(Beginning of Data for this task)

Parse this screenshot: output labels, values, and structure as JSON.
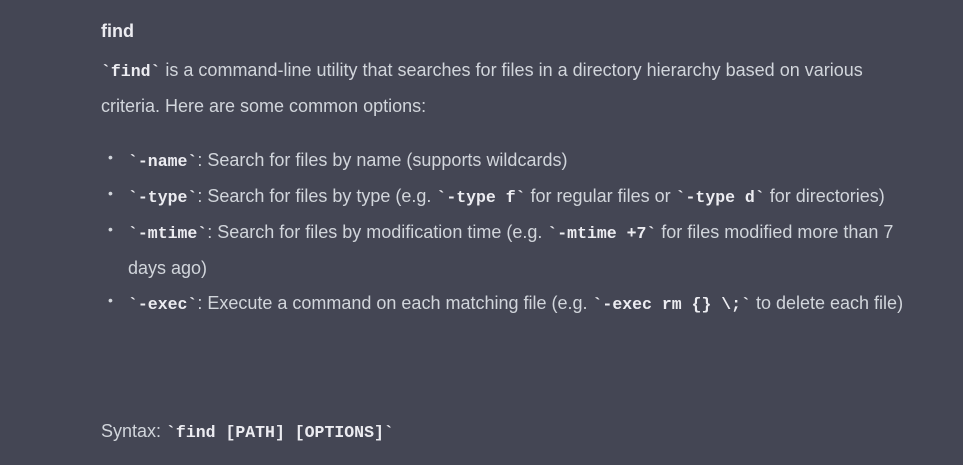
{
  "heading": "find",
  "intro": {
    "code": "`find`",
    "text": " is a command-line utility that searches for files in a directory hierarchy based on various criteria. Here are some common options:"
  },
  "options": [
    {
      "code": "`-name`",
      "text1": ": Search for files by name (supports wildcards)"
    },
    {
      "code": "`-type`",
      "text1": ": Search for files by type (e.g. ",
      "code2": "`-type f`",
      "text2": " for regular files or ",
      "code3": "`-type d`",
      "text3": " for directories)"
    },
    {
      "code": "`-mtime`",
      "text1": ": Search for files by modification time (e.g. ",
      "code2": "`-mtime +7`",
      "text2": " for files modified more than 7 days ago)"
    },
    {
      "code": "`-exec`",
      "text1": ": Execute a command on each matching file (e.g. ",
      "code2": "`-exec rm {} \\;`",
      "text2": " to delete each file)"
    }
  ],
  "syntax": {
    "label": "Syntax: ",
    "code": "`find [PATH] [OPTIONS]`"
  },
  "colors": {
    "background": "#444654",
    "text": "#d1d5db",
    "emphasis": "#ececf1"
  },
  "icons": {
    "bullet": "bullet-dot-icon"
  }
}
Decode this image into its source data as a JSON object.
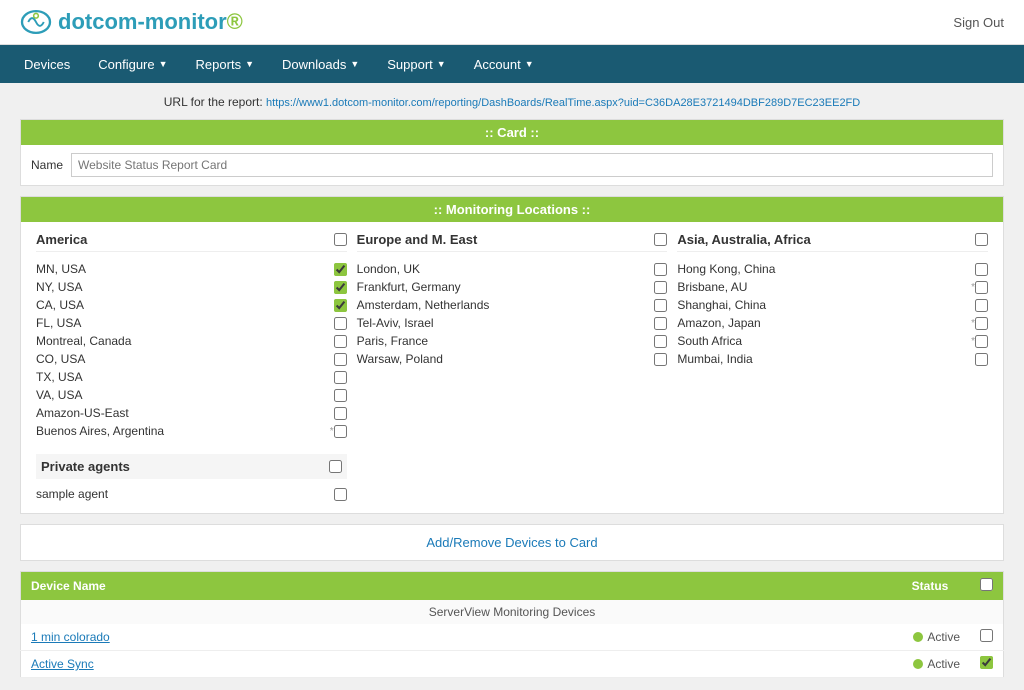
{
  "topbar": {
    "logo_alt": "dotcom-monitor",
    "sign_out_label": "Sign Out"
  },
  "nav": {
    "items": [
      {
        "label": "Devices",
        "has_dropdown": false
      },
      {
        "label": "Configure",
        "has_dropdown": true
      },
      {
        "label": "Reports",
        "has_dropdown": true
      },
      {
        "label": "Downloads",
        "has_dropdown": true
      },
      {
        "label": "Support",
        "has_dropdown": true
      },
      {
        "label": "Account",
        "has_dropdown": true
      }
    ]
  },
  "report_url": {
    "prefix": "URL for the report:",
    "url": "https://www1.dotcom-monitor.com/reporting/DashBoards/RealTime.aspx?uid=C36DA28E3721494DBF289D7EC23EE2FD"
  },
  "card_section": {
    "header": ":: Card ::",
    "name_label": "Name",
    "name_placeholder": "Website Status Report Card"
  },
  "monitoring_section": {
    "header": ":: Monitoring Locations ::",
    "america": {
      "title": "America",
      "locations": [
        {
          "name": "MN, USA",
          "checked": true
        },
        {
          "name": "NY, USA",
          "checked": true
        },
        {
          "name": "CA, USA",
          "checked": true
        },
        {
          "name": "FL, USA",
          "checked": false
        },
        {
          "name": "Montreal, Canada",
          "checked": false
        },
        {
          "name": "CO, USA",
          "checked": false
        },
        {
          "name": "TX, USA",
          "checked": false
        },
        {
          "name": "VA, USA",
          "checked": false
        },
        {
          "name": "Amazon-US-East",
          "checked": false
        },
        {
          "name": "Buenos Aires, Argentina",
          "checked": false,
          "asterisk": true
        }
      ]
    },
    "europe": {
      "title": "Europe and M. East",
      "locations": [
        {
          "name": "London, UK",
          "checked": false
        },
        {
          "name": "Frankfurt, Germany",
          "checked": false
        },
        {
          "name": "Amsterdam, Netherlands",
          "checked": false
        },
        {
          "name": "Tel-Aviv, Israel",
          "checked": false
        },
        {
          "name": "Paris, France",
          "checked": false
        },
        {
          "name": "Warsaw, Poland",
          "checked": false
        }
      ]
    },
    "asia": {
      "title": "Asia, Australia, Africa",
      "locations": [
        {
          "name": "Hong Kong, China",
          "checked": false
        },
        {
          "name": "Brisbane, AU",
          "checked": false,
          "asterisk": true
        },
        {
          "name": "Shanghai, China",
          "checked": false
        },
        {
          "name": "Amazon, Japan",
          "checked": false,
          "asterisk": true
        },
        {
          "name": "South Africa",
          "checked": false,
          "asterisk": true
        },
        {
          "name": "Mumbai, India",
          "checked": false
        }
      ]
    }
  },
  "private_agents": {
    "title": "Private agents",
    "agents": [
      {
        "name": "sample agent",
        "checked": false
      }
    ]
  },
  "add_remove": {
    "label": "Add/Remove Devices to Card"
  },
  "devices_table": {
    "headers": [
      "Device Name",
      "Status",
      ""
    ],
    "groups": [
      {
        "group_name": "ServerView Monitoring Devices",
        "devices": [
          {
            "name": "1 min colorado",
            "status": "Active",
            "checked": false
          },
          {
            "name": "Active Sync",
            "status": "Active",
            "checked": true
          }
        ]
      }
    ]
  }
}
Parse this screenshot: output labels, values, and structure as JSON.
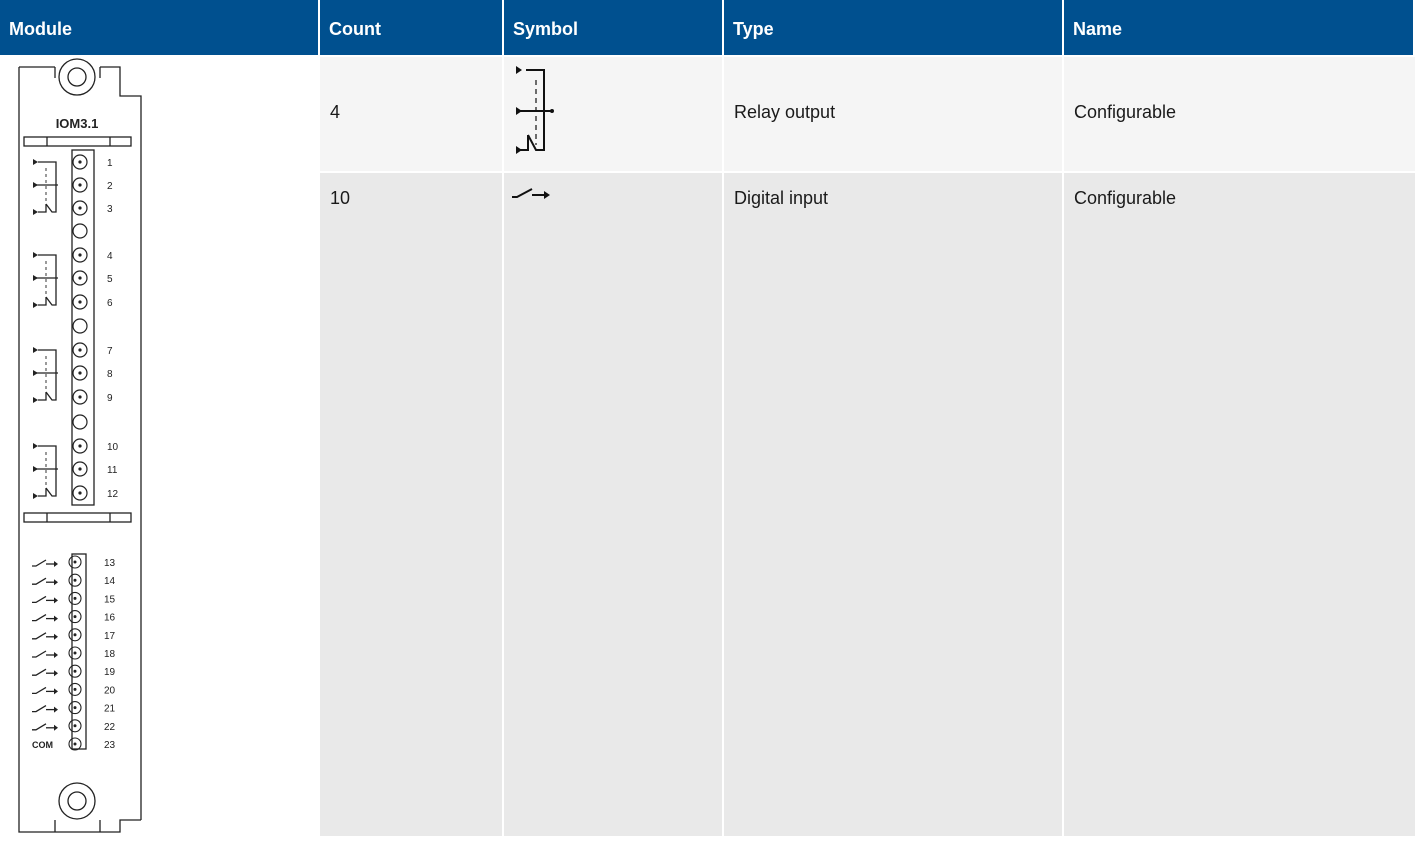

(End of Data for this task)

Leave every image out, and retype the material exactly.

Parse this screenshot: output labels, values, and structure as JSON.
{
  "heading": "find",
  "intro": {
    "code": "`find`",
    "text": " is a command-line utility that searches for files in a directory hierarchy based on various criteria. Here are some common options:"
  },
  "options": [
    {
      "code": "`-name`",
      "text1": ": Search for files by name (supports wildcards)"
    },
    {
      "code": "`-type`",
      "text1": ": Search for files by type (e.g. ",
      "code2": "`-type f`",
      "text2": " for regular files or ",
      "code3": "`-type d`",
      "text3": " for directories)"
    },
    {
      "code": "`-mtime`",
      "text1": ": Search for files by modification time (e.g. ",
      "code2": "`-mtime +7`",
      "text2": " for files modified more than 7 days ago)"
    },
    {
      "code": "`-exec`",
      "text1": ": Execute a command on each matching file (e.g. ",
      "code2": "`-exec rm {} \\;`",
      "text2": " to delete each file)"
    }
  ],
  "syntax": {
    "label": "Syntax: ",
    "code": "`find [PATH] [OPTIONS]`"
  },
  "colors": {
    "background": "#444654",
    "text": "#d1d5db",
    "emphasis": "#ececf1"
  },
  "icons": {
    "bullet": "bullet-dot-icon"
  }
}
Decode this image into its source data as a JSON object.
{
  "topbar": {
    "logo_alt": "dotcom-monitor",
    "sign_out_label": "Sign Out"
  },
  "nav": {
    "items": [
      {
        "label": "Devices",
        "has_dropdown": false
      },
      {
        "label": "Configure",
        "has_dropdown": true
      },
      {
        "label": "Reports",
        "has_dropdown": true
      },
      {
        "label": "Downloads",
        "has_dropdown": true
      },
      {
        "label": "Support",
        "has_dropdown": true
      },
      {
        "label": "Account",
        "has_dropdown": true
      }
    ]
  },
  "report_url": {
    "prefix": "URL for the report:",
    "url": "https://www1.dotcom-monitor.com/reporting/DashBoards/RealTime.aspx?uid=C36DA28E3721494DBF289D7EC23EE2FD"
  },
  "card_section": {
    "header": ":: Card ::",
    "name_label": "Name",
    "name_placeholder": "Website Status Report Card"
  },
  "monitoring_section": {
    "header": ":: Monitoring Locations ::",
    "america": {
      "title": "America",
      "locations": [
        {
          "name": "MN, USA",
          "checked": true
        },
        {
          "name": "NY, USA",
          "checked": true
        },
        {
          "name": "CA, USA",
          "checked": true
        },
        {
          "name": "FL, USA",
          "checked": false
        },
        {
          "name": "Montreal, Canada",
          "checked": false
        },
        {
          "name": "CO, USA",
          "checked": false
        },
        {
          "name": "TX, USA",
          "checked": false
        },
        {
          "name": "VA, USA",
          "checked": false
        },
        {
          "name": "Amazon-US-East",
          "checked": false
        },
        {
          "name": "Buenos Aires, Argentina",
          "checked": false,
          "asterisk": true
        }
      ]
    },
    "europe": {
      "title": "Europe and M. East",
      "locations": [
        {
          "name": "London, UK",
          "checked": false
        },
        {
          "name": "Frankfurt, Germany",
          "checked": false
        },
        {
          "name": "Amsterdam, Netherlands",
          "checked": false
        },
        {
          "name": "Tel-Aviv, Israel",
          "checked": false
        },
        {
          "name": "Paris, France",
          "checked": false
        },
        {
          "name": "Warsaw, Poland",
          "checked": false
        }
      ]
    },
    "asia": {
      "title": "Asia, Australia, Africa",
      "locations": [
        {
          "name": "Hong Kong, China",
          "checked": false
        },
        {
          "name": "Brisbane, AU",
          "checked": false,
          "asterisk": true
        },
        {
          "name": "Shanghai, China",
          "checked": false
        },
        {
          "name": "Amazon, Japan",
          "checked": false,
          "asterisk": true
        },
        {
          "name": "South Africa",
          "checked": false,
          "asterisk": true
        },
        {
          "name": "Mumbai, India",
          "checked": false
        }
      ]
    }
  },
  "private_agents": {
    "title": "Private agents",
    "agents": [
      {
        "name": "sample agent",
        "checked": false
      }
    ]
  },
  "add_remove": {
    "label": "Add/Remove Devices to Card"
  },
  "devices_table": {
    "headers": [
      "Device Name",
      "Status",
      ""
    ],
    "groups": [
      {
        "group_name": "ServerView Monitoring Devices",
        "devices": [
          {
            "name": "1 min colorado",
            "status": "Active",
            "checked": false
          },
          {
            "name": "Active Sync",
            "status": "Active",
            "checked": true
          }
        ]
      }
    ]
  }
}
Parse this screenshot: output labels, values, and structure as JSON.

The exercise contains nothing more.